Re-designed Medalta Plates - Toronto Design Offsite Festival 2014

A collaborative design venture between Medalta and MADE Design, Toronto.  Participating artists: Jenn Demke-Lange, Laura McKibbon, Aaron Nelson, Elizabeth Burritt, Jenna Stanton, Noriko Masuda, Tobie Laliberte & Alyssa Yuhas


Makers, illustrators, designers and art directors with multi-faceted practices from across Canada have been recruited to design for an innovative new venture, "Redesigned Medalta". The limited edition series of plates is to be launched at MADE.

Leveraging an industrial and entrepreneurial past to create its cultural future, Medalta is becoming a model for how small communities can transition from industrial economies to cultural economies that connect to broader cultural networks. An iconic factory and beehive kilns are now home to a state- of- the- art contemporary artists studio facility and industrial museum. Artists and designers are invited to interact with the site, the artefacts, and in the case of the Re-designed Medalta project, the leftover ceramic objects from the factory.

Thousands of pieces of vintage china, some slightly flawed, some waiting to be shipped, remained untouched for over 30 years in the shuttered Hycroft China Factory. Frozen in time, Hycroft is now a part of Medalta in the Historic Clay District of Medicine Hat, Alberta. Medalta preserves the vestiges of a fading industry and once powerful economic driver; its unique early 20th century buildings, the rusting equipment, the hills of clay transformed into brick that built the town and the stories of the people who worked in the district.

The post-industrial landscape is rapidly changing in North America as places that once that manufactured things are disappearing. Curator, Aaron Nelson (Artistic Director of Medicine Hat Clay Industries National Historic District) assembled a group of problem solvers who see past the skin of the pattern and extend the role of the rescued plates.
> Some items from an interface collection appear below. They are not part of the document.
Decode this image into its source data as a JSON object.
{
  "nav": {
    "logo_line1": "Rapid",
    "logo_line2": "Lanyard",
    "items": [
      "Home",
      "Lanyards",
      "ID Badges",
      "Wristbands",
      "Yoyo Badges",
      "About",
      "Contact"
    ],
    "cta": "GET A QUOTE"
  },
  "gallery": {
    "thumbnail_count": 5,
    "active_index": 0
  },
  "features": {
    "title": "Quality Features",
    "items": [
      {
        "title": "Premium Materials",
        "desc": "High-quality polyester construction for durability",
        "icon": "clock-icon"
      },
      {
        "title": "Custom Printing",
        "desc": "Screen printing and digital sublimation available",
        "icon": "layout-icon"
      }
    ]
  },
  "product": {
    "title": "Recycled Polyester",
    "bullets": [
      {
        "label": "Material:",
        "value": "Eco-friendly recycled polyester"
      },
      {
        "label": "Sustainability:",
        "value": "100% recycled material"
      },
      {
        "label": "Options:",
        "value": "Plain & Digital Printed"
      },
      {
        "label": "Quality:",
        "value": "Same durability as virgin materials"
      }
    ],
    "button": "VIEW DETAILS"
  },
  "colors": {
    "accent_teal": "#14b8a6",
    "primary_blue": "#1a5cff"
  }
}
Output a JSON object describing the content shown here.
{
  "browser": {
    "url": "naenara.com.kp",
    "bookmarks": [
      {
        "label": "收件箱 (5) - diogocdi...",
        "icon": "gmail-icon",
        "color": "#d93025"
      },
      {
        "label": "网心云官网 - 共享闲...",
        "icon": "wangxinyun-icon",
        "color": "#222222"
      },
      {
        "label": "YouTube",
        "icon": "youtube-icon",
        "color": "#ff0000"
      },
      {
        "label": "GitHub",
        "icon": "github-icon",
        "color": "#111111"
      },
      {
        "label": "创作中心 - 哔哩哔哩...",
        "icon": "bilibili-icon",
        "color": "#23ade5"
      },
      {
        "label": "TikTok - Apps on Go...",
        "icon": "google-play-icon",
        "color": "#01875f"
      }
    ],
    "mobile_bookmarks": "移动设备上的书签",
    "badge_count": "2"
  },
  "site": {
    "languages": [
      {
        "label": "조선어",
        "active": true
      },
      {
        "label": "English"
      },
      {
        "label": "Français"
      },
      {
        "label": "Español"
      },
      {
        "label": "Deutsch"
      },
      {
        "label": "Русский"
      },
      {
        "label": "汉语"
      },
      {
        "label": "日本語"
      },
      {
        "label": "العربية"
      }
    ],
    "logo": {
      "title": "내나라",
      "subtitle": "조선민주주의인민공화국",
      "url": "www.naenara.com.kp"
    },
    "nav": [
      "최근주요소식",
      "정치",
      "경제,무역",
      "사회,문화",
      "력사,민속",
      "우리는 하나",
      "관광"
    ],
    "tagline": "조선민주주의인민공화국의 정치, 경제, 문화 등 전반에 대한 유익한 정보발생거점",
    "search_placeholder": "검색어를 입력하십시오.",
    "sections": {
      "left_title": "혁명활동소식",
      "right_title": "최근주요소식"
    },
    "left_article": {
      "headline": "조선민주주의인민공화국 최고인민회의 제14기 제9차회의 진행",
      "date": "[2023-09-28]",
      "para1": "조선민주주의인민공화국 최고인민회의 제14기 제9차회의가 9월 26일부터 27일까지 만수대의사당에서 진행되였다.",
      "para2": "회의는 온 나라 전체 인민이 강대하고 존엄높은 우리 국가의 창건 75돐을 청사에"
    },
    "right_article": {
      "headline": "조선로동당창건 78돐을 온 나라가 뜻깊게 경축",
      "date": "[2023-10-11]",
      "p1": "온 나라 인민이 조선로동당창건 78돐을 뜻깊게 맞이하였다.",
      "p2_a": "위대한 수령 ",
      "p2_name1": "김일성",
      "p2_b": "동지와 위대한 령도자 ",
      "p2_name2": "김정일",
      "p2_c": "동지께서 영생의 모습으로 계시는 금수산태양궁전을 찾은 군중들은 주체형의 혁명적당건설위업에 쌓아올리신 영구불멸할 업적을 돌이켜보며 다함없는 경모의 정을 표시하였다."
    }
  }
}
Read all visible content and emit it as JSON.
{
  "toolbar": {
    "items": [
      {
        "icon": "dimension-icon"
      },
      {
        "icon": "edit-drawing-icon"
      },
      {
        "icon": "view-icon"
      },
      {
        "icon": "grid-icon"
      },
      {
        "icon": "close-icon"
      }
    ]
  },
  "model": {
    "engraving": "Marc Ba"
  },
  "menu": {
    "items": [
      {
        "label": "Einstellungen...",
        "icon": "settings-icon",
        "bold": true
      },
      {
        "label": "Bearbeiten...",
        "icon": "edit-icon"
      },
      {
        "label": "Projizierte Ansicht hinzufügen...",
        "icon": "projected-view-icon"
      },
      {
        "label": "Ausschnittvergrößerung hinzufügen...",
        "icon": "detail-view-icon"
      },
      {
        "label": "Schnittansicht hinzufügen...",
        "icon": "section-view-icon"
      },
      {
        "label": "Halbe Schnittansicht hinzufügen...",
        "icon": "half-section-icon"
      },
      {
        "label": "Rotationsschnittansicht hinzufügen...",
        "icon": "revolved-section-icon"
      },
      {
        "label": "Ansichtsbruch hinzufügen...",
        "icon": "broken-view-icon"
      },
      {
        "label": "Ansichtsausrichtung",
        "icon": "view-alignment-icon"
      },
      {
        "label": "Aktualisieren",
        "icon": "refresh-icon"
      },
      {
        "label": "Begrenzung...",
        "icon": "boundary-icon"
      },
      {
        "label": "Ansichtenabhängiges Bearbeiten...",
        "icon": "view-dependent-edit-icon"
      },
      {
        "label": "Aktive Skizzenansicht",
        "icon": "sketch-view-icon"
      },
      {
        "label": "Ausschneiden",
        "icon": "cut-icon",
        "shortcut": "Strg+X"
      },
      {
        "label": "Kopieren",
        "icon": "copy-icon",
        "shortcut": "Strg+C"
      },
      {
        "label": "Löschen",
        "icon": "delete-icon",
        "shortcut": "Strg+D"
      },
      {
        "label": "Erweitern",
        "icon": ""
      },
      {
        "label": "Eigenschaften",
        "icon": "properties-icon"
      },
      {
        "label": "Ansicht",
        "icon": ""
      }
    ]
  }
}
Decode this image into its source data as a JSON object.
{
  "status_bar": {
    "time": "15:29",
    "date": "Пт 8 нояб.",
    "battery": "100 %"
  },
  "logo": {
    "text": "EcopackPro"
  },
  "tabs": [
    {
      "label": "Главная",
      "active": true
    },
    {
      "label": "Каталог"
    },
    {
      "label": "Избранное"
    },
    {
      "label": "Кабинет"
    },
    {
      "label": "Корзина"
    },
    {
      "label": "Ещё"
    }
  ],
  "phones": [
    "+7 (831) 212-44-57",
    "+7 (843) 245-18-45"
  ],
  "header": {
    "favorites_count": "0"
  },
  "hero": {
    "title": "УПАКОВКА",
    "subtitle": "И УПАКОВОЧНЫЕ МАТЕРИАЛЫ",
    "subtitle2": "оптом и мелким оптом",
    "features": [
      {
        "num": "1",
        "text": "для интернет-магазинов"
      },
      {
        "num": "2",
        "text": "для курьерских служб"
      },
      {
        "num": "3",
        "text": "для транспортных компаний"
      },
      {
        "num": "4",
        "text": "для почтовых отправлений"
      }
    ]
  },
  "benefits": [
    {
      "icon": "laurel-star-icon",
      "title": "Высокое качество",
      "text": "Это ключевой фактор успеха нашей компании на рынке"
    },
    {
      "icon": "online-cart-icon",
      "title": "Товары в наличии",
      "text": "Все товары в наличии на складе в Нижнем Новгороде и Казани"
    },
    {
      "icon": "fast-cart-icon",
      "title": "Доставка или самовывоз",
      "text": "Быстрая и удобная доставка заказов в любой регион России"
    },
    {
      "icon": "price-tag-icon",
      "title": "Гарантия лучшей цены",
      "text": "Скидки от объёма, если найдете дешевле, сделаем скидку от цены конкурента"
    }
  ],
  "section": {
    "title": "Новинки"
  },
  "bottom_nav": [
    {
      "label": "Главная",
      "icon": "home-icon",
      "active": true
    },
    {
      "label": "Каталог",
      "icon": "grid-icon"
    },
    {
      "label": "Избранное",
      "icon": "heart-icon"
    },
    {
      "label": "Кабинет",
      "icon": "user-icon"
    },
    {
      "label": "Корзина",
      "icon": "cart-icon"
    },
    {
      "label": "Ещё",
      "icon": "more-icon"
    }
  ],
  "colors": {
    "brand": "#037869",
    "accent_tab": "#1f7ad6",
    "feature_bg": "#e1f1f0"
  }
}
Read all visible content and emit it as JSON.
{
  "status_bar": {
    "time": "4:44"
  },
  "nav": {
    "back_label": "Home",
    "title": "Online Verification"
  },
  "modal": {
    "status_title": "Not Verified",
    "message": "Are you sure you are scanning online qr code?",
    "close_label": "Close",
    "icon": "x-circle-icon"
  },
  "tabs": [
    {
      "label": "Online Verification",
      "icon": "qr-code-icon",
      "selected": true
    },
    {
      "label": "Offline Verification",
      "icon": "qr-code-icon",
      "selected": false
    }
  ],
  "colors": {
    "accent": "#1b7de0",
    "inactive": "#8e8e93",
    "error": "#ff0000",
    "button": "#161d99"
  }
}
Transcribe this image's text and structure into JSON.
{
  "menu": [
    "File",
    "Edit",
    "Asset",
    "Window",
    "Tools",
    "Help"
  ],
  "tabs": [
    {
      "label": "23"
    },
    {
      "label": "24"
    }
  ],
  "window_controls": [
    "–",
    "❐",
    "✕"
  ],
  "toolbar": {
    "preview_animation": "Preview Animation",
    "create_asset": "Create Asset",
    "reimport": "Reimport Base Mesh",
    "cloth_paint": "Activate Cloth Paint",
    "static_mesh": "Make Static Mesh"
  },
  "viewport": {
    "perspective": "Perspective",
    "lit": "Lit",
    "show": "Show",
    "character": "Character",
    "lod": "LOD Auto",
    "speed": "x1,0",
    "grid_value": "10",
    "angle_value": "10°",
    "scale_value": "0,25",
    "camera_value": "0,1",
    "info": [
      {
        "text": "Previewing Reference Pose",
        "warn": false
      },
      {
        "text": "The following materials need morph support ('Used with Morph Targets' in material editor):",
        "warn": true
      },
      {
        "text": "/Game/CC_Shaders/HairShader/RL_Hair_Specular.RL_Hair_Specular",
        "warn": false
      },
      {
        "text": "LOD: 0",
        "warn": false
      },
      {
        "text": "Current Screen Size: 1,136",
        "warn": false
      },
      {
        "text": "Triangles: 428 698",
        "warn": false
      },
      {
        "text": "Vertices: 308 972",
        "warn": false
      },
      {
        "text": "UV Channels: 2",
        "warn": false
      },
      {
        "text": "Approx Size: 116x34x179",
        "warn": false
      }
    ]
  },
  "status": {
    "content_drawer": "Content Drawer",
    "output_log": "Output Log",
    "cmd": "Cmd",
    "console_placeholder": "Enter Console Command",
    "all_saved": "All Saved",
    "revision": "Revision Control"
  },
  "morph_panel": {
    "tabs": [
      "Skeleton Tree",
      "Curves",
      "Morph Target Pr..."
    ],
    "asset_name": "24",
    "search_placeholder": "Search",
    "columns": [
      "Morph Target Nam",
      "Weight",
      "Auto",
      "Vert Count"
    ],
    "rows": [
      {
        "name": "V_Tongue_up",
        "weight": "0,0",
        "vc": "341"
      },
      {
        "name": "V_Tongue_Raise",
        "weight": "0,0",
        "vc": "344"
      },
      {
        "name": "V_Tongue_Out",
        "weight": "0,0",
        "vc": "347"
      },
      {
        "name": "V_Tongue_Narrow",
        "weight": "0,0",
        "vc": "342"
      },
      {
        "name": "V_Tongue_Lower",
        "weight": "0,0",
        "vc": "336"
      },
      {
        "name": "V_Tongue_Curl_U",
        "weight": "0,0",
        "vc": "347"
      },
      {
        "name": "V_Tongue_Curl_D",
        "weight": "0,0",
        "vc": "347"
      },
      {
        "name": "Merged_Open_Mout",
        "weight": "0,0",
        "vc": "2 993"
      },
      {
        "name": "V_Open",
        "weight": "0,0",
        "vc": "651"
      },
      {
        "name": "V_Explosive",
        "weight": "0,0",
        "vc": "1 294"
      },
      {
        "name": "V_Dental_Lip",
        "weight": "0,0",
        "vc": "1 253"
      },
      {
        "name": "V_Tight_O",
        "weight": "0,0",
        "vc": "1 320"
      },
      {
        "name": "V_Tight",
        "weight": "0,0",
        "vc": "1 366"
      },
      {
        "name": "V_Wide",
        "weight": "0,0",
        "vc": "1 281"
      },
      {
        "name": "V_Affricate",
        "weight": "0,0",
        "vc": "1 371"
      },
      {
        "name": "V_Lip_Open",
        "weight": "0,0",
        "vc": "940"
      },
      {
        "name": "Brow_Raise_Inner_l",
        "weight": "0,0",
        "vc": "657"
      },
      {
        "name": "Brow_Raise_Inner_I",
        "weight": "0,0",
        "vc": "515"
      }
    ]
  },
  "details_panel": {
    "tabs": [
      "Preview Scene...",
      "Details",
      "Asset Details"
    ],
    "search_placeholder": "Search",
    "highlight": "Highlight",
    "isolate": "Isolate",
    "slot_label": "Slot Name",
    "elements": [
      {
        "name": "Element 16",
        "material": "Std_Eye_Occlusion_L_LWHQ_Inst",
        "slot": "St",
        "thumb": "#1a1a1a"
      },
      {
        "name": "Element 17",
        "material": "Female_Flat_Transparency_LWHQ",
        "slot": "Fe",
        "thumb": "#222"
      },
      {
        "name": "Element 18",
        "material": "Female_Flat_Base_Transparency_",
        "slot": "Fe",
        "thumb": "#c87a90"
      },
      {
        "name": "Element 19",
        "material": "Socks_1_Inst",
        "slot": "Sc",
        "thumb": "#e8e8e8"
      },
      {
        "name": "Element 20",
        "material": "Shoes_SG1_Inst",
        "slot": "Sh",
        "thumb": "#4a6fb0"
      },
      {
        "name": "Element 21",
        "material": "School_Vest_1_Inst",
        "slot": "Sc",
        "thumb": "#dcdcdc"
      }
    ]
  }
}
Once vintage pieces of Canadian design history, the plates of Redesigned Medalta reflect our industrial past while forging a cultural future. 


Jennifer Demke-Lange